With the US Navy's first CVN-21-class aircraft carrier scheduled to enter service in 2015, the long-delayed GPS-based joint precision approach and landing system (JPALS) programme is finally getting under way.

The USN has issued a request for proposals for development of a sea-based JPALS to equip aircraft carriers, amphibious assault ships and destroyers. This is the first increment in a planned family of differential-GPS landing systems for all the US armed services.

Likely bidders include teams led by Honeywell and Raytheon, with the former already having teamed with Boeing, Sierra Nevada and the UK's Qinetiq. Proposals are due in September, leading to contract award in March next year.

JPALS initial operational capability is set for 2014, to equip an existing carrier, but the schedule is being driven by the first CVN-21-class carrier, the USS Gerald Ford (CVN-78), which is planned to become operational in September 2015.

"JPALS can no longer slip because they need it for CVN-78," says Honeywell JPALS programme manager Phil Hess.

© Northrop Grumman

Current carriers and aircraft use the SPN-46 precision approach radar, but the Lockheed Martin F-35 Joint Strike Fighter will use JPALS. The CVN-78 design can support both SPN-46 and JPALS, the US Navy says, but funding has not yet been approved for the radar, so JPALS has to be ready when the ship enters service.

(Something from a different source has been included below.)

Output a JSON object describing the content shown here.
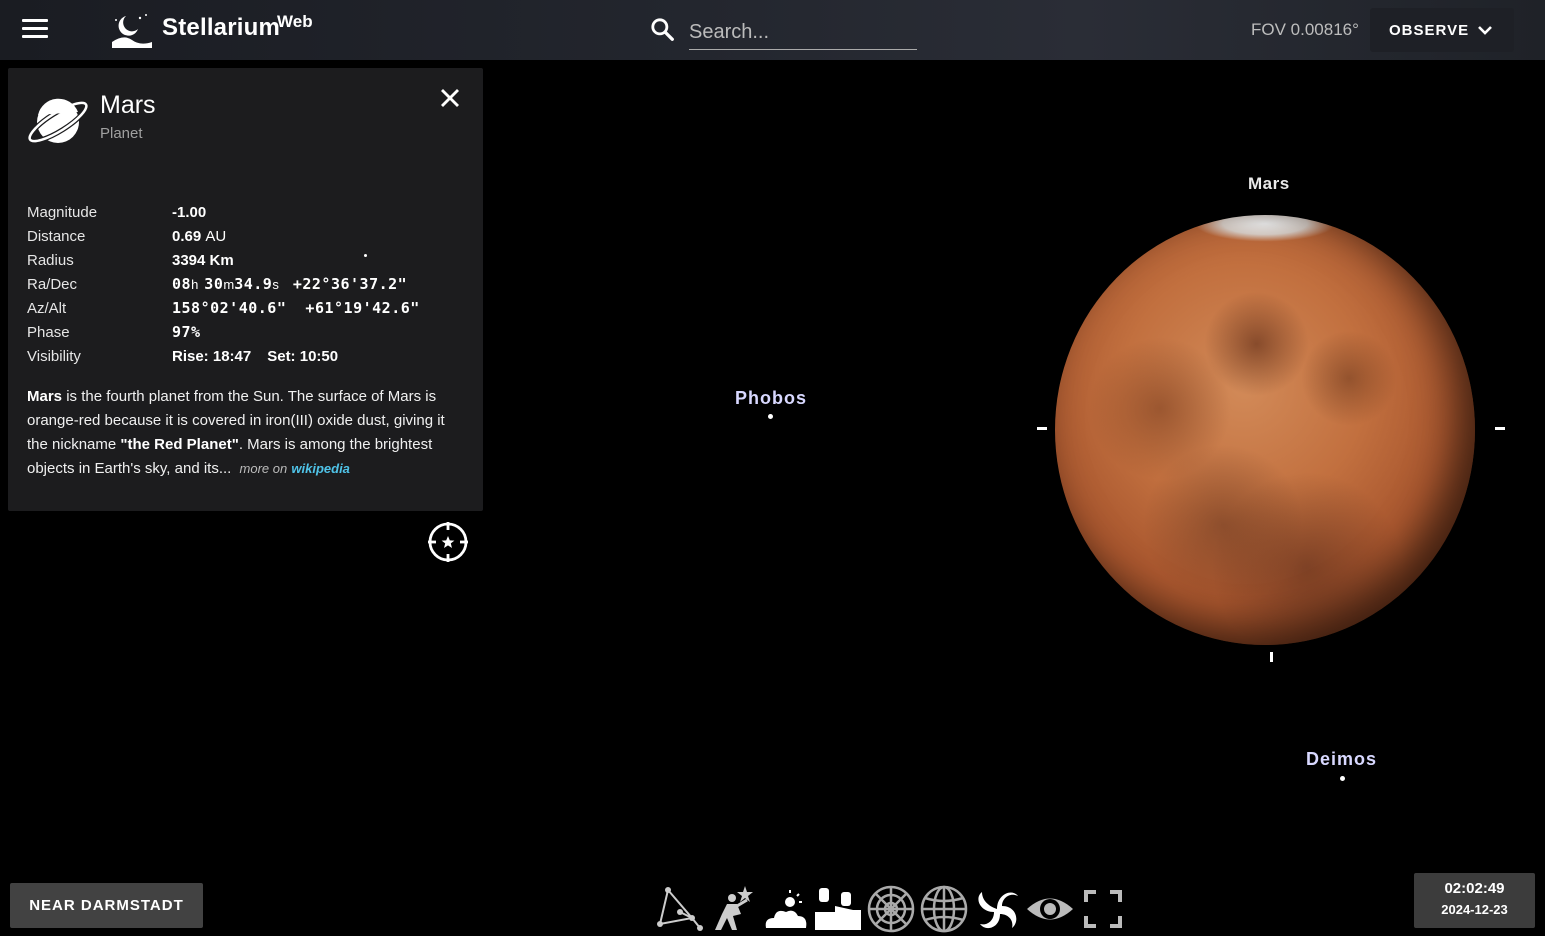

Sea-based JPALS uses shipboard-relative GPS, with the moving ship as the reference station datalinking position error corrections to the approaching aircraft to achieve the required 0.3m accuracy down to the carrier deck in all weathers.

The RFP has a threshold requirement for approaches down to 200ft (61m) decision height and 0.5nm (0.9km) visibility, equivalent to Category 1. But Hess says the objective requirement is for "autoland to the deck with the pilot in the loop", so that JPALS Increment 1 can replace the capability provided by the current SPN-46 radar.

Increment 2 of JPALS covers land-based Cat 1 systems interoperable with civil GPS-based local area augmentation systems. Honeywell has just received a $5.2 million US Air Force contract to help develop requirements for a Cat 2/3 approach capability.

Source: FlightGlobal.com